[Your task]
The output should be the records themselves, given again exactly.
#### Entries shown ####
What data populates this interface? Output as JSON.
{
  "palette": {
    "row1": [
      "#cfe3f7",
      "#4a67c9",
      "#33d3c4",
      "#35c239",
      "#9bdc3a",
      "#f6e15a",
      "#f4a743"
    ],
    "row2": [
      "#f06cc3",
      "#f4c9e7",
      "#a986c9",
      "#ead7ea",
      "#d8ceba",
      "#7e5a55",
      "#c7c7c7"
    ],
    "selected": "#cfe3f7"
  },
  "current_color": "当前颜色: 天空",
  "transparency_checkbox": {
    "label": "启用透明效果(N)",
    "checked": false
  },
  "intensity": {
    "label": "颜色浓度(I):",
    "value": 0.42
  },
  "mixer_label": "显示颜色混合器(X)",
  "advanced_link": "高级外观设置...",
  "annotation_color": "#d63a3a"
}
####
[Response area]
What data populates this interface? Output as JSON.
{
  "palette": {
    "row1": [
      "#cfe3f7",
      "#4a67c9",
      "#33d3c4",
      "#35c239",
      "#9bdc3a",
      "#f6e15a",
      "#f4a743"
    ],
    "row2": [
      "#f06cc3",
      "#f4c9e7",
      "#a986c9",
      "#ead7ea",
      "#d8ceba",
      "#7e5a55",
      "#c7c7c7"
    ],
    "selected": "#cfe3f7"
  },
  "current_color": "当前颜色: 天空",
  "transparency_checkbox": {
    "label": "启用透明效果(N)",
    "checked": false
  },
  "intensity": {
    "label": "颜色浓度(I):",
    "value": 0.42
  },
  "mixer_label": "显示颜色混合器(X)",
  "advanced_link": "高级外观设置...",
  "annotation_color": "#d63a3a"
}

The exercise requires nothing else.